The first plan for a railway line through Kenilworth was surprisingly early in 1836. Robert Stephenson planned the route from a junction at Coventry on the still incomplete London & Birmingham Railway, to a terminus in Leamington.
That scheme did not materialise, but in 1839 Leamington businessmen began to pursue the idea and engaged railway engineer Thomas Woodhouse (whose brother had a Leamington business) to design a new railway to Leamington.
Protest meetings were quickly arranged and one at the Kings Arms saw over 150 sign a petition against the railway; this included several notable local gentry
Those I have marked with a cross appeared in Kenilworth’s 1841 census; most of the opposition seems to have been from outside town.
In 1842 the plans received an Act of Parliament but the embryonic company were short of funds, and so it was taken over by the London & Birmingham Railway.
The railway was built outside the town; a new road, originally Clarendon Street but later renamed Station Road, was built across open land to serve the new station. Kenilworth’s first railway station
It is difficult today to appreciate just how vital coal was as a commodity, and coal merchants were quickly established at Kenilworth station, the first known being George Stephenson’s Clay Cross company.
Other commerce flourished too; an ancient market was re-established apparently due directly to the railway’s opening just 15 months previously.
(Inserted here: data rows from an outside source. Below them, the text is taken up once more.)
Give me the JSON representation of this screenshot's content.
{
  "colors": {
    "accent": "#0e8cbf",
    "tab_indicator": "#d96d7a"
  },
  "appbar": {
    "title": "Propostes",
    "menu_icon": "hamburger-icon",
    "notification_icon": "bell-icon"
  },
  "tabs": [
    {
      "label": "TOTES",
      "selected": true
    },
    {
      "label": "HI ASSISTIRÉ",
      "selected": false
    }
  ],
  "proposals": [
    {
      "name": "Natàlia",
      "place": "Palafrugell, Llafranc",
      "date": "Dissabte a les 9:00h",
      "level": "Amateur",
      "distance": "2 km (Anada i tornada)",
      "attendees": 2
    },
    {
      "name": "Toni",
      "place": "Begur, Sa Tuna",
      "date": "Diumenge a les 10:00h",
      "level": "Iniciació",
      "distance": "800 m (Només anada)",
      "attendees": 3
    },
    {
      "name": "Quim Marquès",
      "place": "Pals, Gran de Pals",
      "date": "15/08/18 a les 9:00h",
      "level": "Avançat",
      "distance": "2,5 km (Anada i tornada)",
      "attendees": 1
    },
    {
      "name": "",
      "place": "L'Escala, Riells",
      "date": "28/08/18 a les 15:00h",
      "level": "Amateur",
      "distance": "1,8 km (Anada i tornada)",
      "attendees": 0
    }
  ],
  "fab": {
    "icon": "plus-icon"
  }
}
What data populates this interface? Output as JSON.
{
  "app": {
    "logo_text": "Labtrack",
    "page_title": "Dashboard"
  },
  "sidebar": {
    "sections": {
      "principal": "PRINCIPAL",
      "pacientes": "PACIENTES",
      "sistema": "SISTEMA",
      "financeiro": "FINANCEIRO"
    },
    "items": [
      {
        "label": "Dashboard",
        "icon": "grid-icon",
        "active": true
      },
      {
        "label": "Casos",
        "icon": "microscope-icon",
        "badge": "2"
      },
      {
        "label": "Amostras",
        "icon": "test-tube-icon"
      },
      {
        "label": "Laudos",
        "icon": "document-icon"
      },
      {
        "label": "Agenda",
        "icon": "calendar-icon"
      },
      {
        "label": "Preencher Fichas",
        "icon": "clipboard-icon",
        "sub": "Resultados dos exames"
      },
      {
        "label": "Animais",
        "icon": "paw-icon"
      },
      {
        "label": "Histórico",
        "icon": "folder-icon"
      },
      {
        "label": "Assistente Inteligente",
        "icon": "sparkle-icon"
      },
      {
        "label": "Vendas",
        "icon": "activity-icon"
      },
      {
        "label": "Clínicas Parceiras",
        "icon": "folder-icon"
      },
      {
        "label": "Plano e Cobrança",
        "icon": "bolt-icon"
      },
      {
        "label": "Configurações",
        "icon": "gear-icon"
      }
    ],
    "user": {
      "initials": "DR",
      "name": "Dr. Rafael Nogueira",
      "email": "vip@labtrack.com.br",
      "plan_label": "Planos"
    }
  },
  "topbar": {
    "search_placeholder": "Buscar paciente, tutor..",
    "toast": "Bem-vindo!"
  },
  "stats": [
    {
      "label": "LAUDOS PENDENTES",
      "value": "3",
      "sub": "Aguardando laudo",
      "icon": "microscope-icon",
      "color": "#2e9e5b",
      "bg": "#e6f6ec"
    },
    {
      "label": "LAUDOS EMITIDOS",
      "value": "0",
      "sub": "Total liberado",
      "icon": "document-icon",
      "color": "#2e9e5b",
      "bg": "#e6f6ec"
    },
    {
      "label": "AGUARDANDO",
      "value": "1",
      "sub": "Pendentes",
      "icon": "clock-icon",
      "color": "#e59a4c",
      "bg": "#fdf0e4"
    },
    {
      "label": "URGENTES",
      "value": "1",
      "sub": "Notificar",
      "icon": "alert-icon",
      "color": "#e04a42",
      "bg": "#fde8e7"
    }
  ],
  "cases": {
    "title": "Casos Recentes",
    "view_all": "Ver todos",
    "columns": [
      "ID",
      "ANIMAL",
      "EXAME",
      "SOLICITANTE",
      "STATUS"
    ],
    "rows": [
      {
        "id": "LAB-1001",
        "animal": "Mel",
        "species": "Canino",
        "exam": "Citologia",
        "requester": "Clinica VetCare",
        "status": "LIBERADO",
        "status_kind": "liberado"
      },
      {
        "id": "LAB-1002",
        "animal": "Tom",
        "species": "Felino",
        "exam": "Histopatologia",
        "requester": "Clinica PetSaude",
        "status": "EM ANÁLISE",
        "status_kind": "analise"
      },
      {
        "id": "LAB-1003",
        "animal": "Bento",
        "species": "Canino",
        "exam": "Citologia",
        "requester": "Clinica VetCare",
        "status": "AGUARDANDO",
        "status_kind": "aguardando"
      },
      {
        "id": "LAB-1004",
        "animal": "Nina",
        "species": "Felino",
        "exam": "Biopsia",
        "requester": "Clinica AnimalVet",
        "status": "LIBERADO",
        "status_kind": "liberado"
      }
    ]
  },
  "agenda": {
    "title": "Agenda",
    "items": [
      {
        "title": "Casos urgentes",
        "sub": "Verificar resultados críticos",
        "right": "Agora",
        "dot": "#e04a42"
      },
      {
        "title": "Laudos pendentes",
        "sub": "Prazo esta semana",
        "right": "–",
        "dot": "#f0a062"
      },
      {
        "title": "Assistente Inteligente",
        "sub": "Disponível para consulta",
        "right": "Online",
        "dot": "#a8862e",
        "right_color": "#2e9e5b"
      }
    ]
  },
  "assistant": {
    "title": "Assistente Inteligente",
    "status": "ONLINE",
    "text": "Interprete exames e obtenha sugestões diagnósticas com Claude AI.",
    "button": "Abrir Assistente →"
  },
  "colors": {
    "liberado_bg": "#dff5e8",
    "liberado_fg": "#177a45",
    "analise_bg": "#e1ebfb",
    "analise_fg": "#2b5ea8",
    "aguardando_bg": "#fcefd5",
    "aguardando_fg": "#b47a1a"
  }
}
Taken from a London & Birmingham Railway anniversary booklet, this painting gives an idea as to how the first trains through Kenilworth appeared. A Bury locomotive at the front and a horse-drawn carriage on a truck at the rear, the railway is on a low embankment passing through farmland.
A number of private sidings were added to the railway. The first was to Henry Street’s fellmongery at Mill End (1869) which also served the mill, coal merchants, and the gas works. Sidings were also established to the town’s two major brickworks at Whitemoor (1872) and Cherry Orchard (1888). The Railway by Maps
Such were the passenger and freight numbers that by the 1880s an expansion of the railway was required. A new double track line from Berkswell to Kenilworth Common was built, and the line from there to Leamington was doubled. A new station was constructed at Kenilworth and the freight and coal accommodation enlarged. Kenilworth’s Second Station. The original station was dismantled and re-erected as a new frontage for a café at The Kings Arms.
At the same time, a new line was built from Kenilworth Common to connect with the main line at Berkswell and the single track from the common to Milverton was doubled, creating a double track line from Leamington to Berkswell.
From the Common to Gibbet Hill remained single due largely to the expected fall in traffic on that line caused by the new one, and also the cost of widening two cuttings through rock and doubling the Milburn viaduct.
The town too was moving, towards the station with the building of Waverley Road and Priory Road soon after the new station opened. Another effect the railway had on the town was the establishing of acre upon acre of market gardens, the produce mainly for the markets at Birmingham and London going by rail. Tourism too increased; it was not unknown for the population of the town to double at bank holiday weekends due to the numbers of day-trippers arriving by train.
More Railway articles on this website:
More details (much of which is taken from my books) can be found here: Warwickshire Railways, Kenilworth Station
..and here… Warwickshire Railways, Kenilworth Junction
Many of my books cover the railway’s history; these include: